Despite Giuliani's tough talk on using the law and nerdy prosecutors, against the tough talk of his campaign, McCain often trouted out Giuliani to talk to reporters and support the campaign whenever talk of 9/11 came up. Oddly enough, Giuliani's own lasting legacy to the political culture may be taking a concept (9/11) that was freighted with the strongest emotional and patriotic overtones and relentlessly milking it. He did so because, as McCain himself pointed out during the primaries, he had no foreign policy experience and repeatedly demonstrated his ignorance of basic facts about his alleged area of competence. The same situation that led the Bush administration into action and that the administration continually brings up everytime support for anti-terror measures are questioned.
McCain has a very credible line of foreign policy attack against Obama: that Iraq is improving and could be imperiled by a pullout. It's as if, by invoking 9/11, he can summon the return of the mentality that prevailed in the years after the attack.
It seems that Obama has talked some good talk that has been supported by McCain and some of his supporters in the past. His pursuit of prosecution for terrorists within our borders and behind the borders of our allies sounds like good policy, and policy that the Republicans have used in the past. If McCain's hawkishness in the Middle East and Obama's hawkishness on actionable intelligence can be comingled, we might have something. Add to it Obama's insistence on prosecuting these disgusting people and getting them in prison and not in Guantanamo, we might be able to take away one of the terrorists selling points that we do not uphold the law and do not unfairly treat Muslims. Holding the higher ground, even against the scum of the earth, is not such a bad idea.

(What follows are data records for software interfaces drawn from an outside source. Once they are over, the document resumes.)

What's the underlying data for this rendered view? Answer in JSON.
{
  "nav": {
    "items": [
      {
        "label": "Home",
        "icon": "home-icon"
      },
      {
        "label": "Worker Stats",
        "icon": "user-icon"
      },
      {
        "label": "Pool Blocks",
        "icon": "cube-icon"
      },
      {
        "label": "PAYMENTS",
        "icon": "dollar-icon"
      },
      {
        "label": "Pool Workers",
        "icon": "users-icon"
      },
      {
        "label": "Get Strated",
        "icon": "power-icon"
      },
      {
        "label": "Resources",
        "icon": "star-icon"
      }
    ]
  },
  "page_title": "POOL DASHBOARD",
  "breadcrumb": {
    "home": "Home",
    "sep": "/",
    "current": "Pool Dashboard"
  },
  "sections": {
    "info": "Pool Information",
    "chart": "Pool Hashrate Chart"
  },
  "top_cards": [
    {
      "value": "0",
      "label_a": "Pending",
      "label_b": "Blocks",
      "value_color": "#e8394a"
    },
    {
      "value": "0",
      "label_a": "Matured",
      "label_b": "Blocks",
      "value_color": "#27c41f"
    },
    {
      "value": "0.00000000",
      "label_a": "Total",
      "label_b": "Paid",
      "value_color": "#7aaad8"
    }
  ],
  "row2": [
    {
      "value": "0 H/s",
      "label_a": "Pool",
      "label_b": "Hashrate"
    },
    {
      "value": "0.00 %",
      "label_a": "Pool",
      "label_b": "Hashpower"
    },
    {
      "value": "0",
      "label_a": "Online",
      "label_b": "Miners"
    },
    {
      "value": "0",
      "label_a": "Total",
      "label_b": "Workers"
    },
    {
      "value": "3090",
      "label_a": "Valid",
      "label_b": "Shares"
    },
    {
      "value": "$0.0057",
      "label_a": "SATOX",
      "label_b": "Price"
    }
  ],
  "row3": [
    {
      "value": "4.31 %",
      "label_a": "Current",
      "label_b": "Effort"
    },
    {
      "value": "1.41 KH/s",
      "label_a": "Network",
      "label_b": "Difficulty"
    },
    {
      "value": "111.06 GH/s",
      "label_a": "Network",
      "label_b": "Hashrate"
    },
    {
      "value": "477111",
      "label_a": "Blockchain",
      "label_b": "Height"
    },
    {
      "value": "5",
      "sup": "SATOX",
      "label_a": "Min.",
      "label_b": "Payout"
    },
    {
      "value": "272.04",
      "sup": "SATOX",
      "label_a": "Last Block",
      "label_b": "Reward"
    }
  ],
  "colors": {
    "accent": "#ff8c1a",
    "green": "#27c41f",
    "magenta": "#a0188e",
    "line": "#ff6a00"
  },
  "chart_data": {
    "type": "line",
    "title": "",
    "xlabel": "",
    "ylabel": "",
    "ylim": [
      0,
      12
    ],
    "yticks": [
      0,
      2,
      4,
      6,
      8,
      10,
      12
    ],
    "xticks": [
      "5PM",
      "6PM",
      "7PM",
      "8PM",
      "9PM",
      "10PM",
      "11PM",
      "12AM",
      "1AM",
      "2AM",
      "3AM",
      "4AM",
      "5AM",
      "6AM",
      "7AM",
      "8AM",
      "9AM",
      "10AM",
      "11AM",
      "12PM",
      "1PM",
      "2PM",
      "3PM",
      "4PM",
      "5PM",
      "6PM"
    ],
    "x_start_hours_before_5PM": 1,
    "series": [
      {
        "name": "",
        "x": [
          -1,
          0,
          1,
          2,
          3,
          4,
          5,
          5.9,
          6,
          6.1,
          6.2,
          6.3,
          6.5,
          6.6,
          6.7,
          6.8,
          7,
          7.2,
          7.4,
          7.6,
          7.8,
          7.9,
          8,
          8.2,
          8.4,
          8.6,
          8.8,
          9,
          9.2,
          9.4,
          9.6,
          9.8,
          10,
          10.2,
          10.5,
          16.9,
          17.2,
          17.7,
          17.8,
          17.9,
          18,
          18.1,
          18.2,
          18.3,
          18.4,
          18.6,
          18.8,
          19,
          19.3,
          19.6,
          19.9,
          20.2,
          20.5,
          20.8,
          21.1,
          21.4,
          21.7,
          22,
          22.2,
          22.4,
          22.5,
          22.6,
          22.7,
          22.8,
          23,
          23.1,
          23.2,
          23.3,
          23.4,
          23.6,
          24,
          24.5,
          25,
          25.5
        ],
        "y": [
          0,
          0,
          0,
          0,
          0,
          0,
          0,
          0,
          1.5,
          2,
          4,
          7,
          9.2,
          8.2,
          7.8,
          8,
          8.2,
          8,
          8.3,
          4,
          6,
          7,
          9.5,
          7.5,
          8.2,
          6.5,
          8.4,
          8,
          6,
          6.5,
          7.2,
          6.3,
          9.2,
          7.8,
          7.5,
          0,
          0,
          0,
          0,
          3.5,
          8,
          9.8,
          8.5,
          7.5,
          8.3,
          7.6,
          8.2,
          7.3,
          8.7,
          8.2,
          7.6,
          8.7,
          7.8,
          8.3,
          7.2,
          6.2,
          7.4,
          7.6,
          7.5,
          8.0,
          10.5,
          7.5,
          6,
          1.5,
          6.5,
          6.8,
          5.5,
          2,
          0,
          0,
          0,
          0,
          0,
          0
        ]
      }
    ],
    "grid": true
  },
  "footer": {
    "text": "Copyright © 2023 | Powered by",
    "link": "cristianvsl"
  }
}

Colin Powell Endorsing Obama

According to this Fox News article Colin Powell will endorse Barack Obama at the Democratic National Convention.

Colin Powell is a member of the Republican Party, and his endorsement of Obama could do good things in Obama's effort to woo disaffected Republicans and centrists. If Powell did officially endorse Obama, it would certainly boost Obama's foreign policy credentials. Certainly, by offering his endorsement to Obama, Powell would be securing a place in Barack Obama's Presidential Cabinet or Administration. Secretary of Defense? Secretary of State? or even VP?

I don't know if Powell would be interested in pursuing such a course, but he could secure any position in the Obama administration that he desires. A Republican, Colin Powell is well respected by members of both political parties, across every spectrum. He brings bona-fide military experience, while having a rich diplomatic resume as well. Having Powell on his side, Obama could potentially silence many of the nay-sayers about his lack of administrative experience. Indeed, Powell endorsing Obama would be a very interesting development.

Powell's office, of course, denies any reports that he will officially endorse any candidate.